"I’ve been lucky. I’ve been here for all three of them,” said Smart. "Those guys, it’s a different mindset when the fourth quarter hits.

"It’s kinda like when you know you’ve got to do something. Your mom’s coming home and you ain’t done the dishes so you had to run. That’s how it is in the fourth quarter. Something just clicks like, ‘Oh, we gotta go, it’s time to turn it on.’"

Walker scored 11 third-quarter points Wednesday then went cold for a stretch in the fourth. The late 3-pointer was his only make of the frame and yet the Celtics needed it to bury these pesky but defense-averse Wizards.

What is it about key moments that allows Walker to shine brightest?

“Just playing the game. Just the way the game is going sometimes, Brad is just calling my number,” said Walker. "Whenever he’s calling the plays for me, whatever’s my play, I’m just looking to be aggressive, make the right play. But my teammates do such a great job kind of stretching, getting me open, holding the screens. They know I like to pull up off the screens so they do a great job of just getting me open.”

Walker finished with a team-high 25 points on 8-of-17 shooting but was just one of seven players in double figures for scoring. He spent much of his postgame press conference gushing about the way others stepped up, including Boston’s injury-thinned bench.
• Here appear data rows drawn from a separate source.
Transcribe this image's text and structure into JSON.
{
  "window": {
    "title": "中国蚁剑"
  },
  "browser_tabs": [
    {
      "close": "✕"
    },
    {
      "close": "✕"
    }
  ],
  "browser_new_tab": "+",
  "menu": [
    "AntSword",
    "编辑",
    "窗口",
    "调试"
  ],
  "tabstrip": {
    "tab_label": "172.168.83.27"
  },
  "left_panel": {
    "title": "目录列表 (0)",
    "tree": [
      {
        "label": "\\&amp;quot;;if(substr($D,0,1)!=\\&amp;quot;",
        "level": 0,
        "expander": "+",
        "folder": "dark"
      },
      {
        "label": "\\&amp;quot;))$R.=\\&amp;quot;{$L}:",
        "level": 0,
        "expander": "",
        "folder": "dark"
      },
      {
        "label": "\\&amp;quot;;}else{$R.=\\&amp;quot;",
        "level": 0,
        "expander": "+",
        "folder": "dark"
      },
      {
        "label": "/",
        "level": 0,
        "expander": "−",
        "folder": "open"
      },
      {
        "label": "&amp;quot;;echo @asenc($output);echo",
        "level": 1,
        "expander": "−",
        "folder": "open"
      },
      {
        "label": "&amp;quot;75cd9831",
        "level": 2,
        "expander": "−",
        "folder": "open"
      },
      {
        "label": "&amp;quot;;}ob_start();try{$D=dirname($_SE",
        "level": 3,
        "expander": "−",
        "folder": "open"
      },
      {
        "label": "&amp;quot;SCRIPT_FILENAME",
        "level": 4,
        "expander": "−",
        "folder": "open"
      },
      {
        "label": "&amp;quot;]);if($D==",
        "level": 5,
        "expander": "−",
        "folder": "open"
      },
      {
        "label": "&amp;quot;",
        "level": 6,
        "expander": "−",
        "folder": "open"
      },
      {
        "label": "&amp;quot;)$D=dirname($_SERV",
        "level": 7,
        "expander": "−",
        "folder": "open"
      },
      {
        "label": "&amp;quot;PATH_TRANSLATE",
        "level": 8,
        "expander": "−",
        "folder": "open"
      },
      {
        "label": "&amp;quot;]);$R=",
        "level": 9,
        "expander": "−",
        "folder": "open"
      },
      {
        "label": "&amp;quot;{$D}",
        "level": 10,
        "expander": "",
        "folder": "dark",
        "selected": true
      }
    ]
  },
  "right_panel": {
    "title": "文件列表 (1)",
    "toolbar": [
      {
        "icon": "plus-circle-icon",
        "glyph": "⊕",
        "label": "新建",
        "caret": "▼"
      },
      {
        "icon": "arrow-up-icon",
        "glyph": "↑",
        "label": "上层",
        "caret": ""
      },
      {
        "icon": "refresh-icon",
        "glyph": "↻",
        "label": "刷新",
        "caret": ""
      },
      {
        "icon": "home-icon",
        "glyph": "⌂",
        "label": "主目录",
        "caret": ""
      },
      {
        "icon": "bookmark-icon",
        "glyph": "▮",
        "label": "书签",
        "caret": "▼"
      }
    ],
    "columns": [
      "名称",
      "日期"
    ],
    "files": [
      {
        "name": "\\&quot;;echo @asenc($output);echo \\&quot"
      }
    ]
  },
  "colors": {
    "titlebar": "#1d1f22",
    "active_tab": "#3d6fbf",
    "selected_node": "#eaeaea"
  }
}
A west coast trip awaits. There’s going to be bumps in the road, at least more than Boston has encountered thus far. But Walker is ready for it.

"We’re going to learn a lot, man,” said Walker. "When you go on road trips is when adversity starts to hit, fatigue starts to set in, guys want to get back home. Those trips are long. But we’re going to learn a lot about each other.

“Hopefully when adversity does hit, we’re going to see how we handle it. That’s what’s the most important thing. For me, I just want to keep this team together as much as possible. This is a huge stretch for us, really important, and it’s gonna show what we’re made of.”

Walker knows there’s going to be games where, like Thomas, he’s going to have to step up and lead this team. He’s going to have to shoulder the load.

He’s been watching from afar and he’s ready for those moments, and so much more.

Don’t miss NBC Sports Boston's coverage of Celtics-Warriors, which tips off Friday at 9:30 p.m. ET with Celtics Pregame Live, and then Mike & Scal have the call of the game at 10:30 p.m. You can also stream the game through the MyTeams App.